Stephen Hawking worked for an average of an hour a day when studying for his undergraduate degree at the University of Oxford. This doesn’t seem to have held him back though, as we are reminded of in Hawking: a biography of the physicist’s life, told in his own words.

We are all aware that Stephen Hawking is an extra-ordinary man, having lived with amyloid lateral sclerosis (ALS) for almost 50 years and concurrently become a world-renowned researcher, teacher and writer; but Hawking takes us further than a list of achievements, and allows us access to Stephen Hawking the child, man, student, friend and husband.

The film generally moves chronologically through Hawking’s life, with interviews from siblings, colleagues and friends, occasionally moving gently back to the present to show Hawking’s day-to-day life at Cambridge and home. Stories from Hawking’s childhood move on to give us insight into Hawking’s early years at Oxford, when partying, dancing and coxing seemed to take up most of his time; and then onwards to meeting his first wife and the onset of the disease which would change his life forever.

The dramatic effects of ALS are discussed honestly, with Hawking and his family being understandably devastated, however the film is not overly morbid or emotional, much as the human response to harsh life events often isn’t. The film is also brave in that it doesn’t hero-worship Hawking, there are open accounts from his first wife about the breakdown of their marriage and the difficulty of living with a genius.
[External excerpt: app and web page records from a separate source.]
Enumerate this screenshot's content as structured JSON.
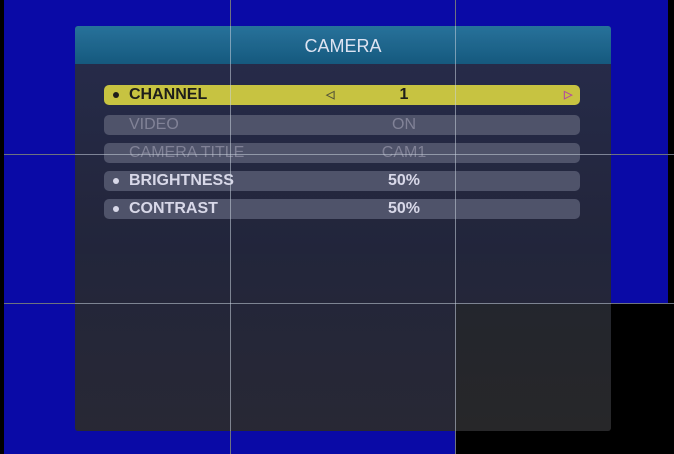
{
  "menu": {
    "title": "CAMERA",
    "items": [
      {
        "label": "CHANNEL",
        "value": "1",
        "left_arrow": "◁",
        "right_arrow": "▷",
        "state": "selected"
      },
      {
        "label": "VIDEO",
        "value": "ON",
        "state": "disabled"
      },
      {
        "label": "CAMERA TITLE",
        "value": "CAM1",
        "state": "disabled"
      },
      {
        "label": "BRIGHTNESS",
        "value": "50%",
        "state": "enabled"
      },
      {
        "label": "CONTRAST",
        "value": "50%",
        "state": "enabled"
      }
    ]
  },
  "colors": {
    "camera_feed_bg": "#0a0aa6",
    "header_bg": "#1b6a88",
    "selected_row": "#d6d23a",
    "row_bg": "#555966"
  }
}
It is also interesting to hear how much joy Hawking seems to draw from his current celebrity status, clearly proud to be on talk-shows and make cameos in The Simpson’s and Star Trek.
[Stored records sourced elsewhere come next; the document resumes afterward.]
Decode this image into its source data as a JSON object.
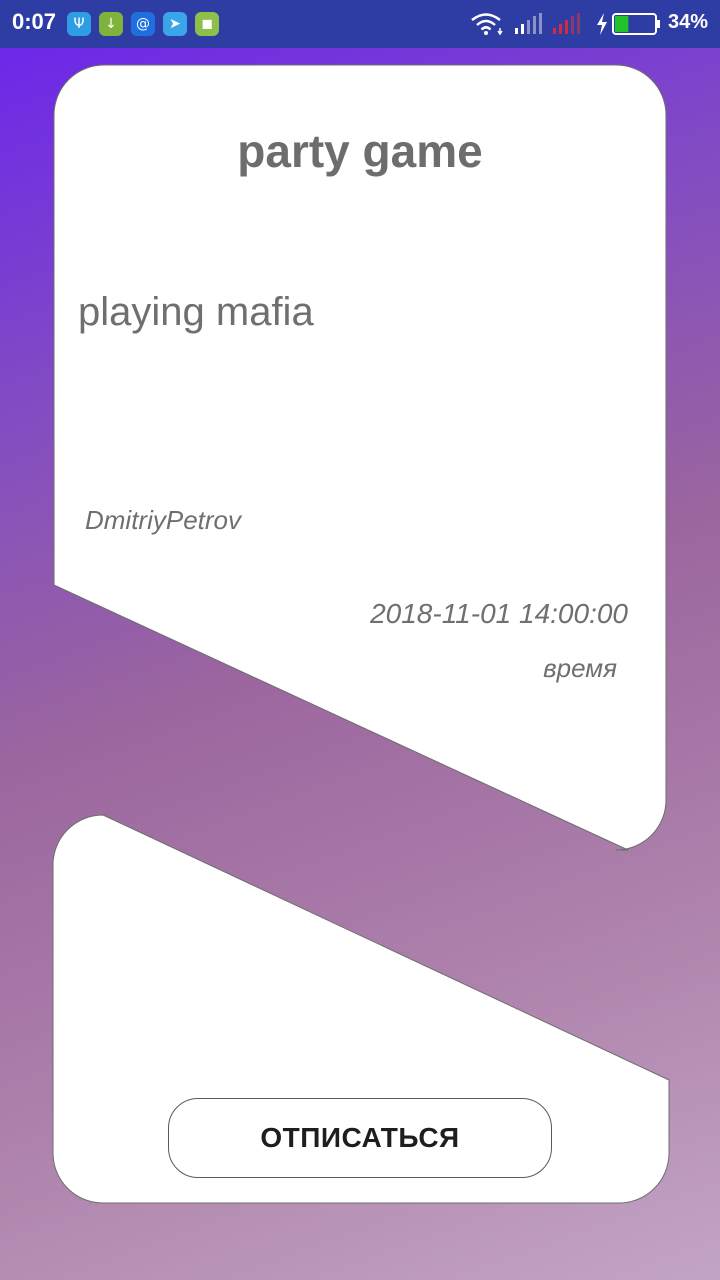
{
  "status_bar": {
    "time": "0:07",
    "battery_percent": "34%",
    "battery_level": 0.34,
    "notification_icons": [
      "usb-debug-icon",
      "download-icon",
      "mail-icon",
      "telegram-icon",
      "android-icon"
    ],
    "system_icons": [
      "wifi-icon",
      "signal-icon",
      "signal-no-service-icon",
      "charging-icon",
      "battery-icon"
    ]
  },
  "event": {
    "title": "party game",
    "description": "playing mafia",
    "author": "DmitriyPetrov",
    "datetime": "2018-11-01 14:00:00",
    "datetime_label": "время"
  },
  "actions": {
    "unsubscribe_label": "ОТПИСАТЬСЯ"
  },
  "colors": {
    "status_bar": "#2d3da4",
    "gradient_start": "#6a22ee",
    "gradient_end": "#c3a4c6",
    "card": "#ffffff",
    "text": "#6d6d6d"
  }
}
All-in-all Hawking is a sincere, truthful and interesting film about a man who is fascinating in so many ways, and ordinary in so many others.

Helen saw Hawking as part of Edinburgh International Film Festival 2013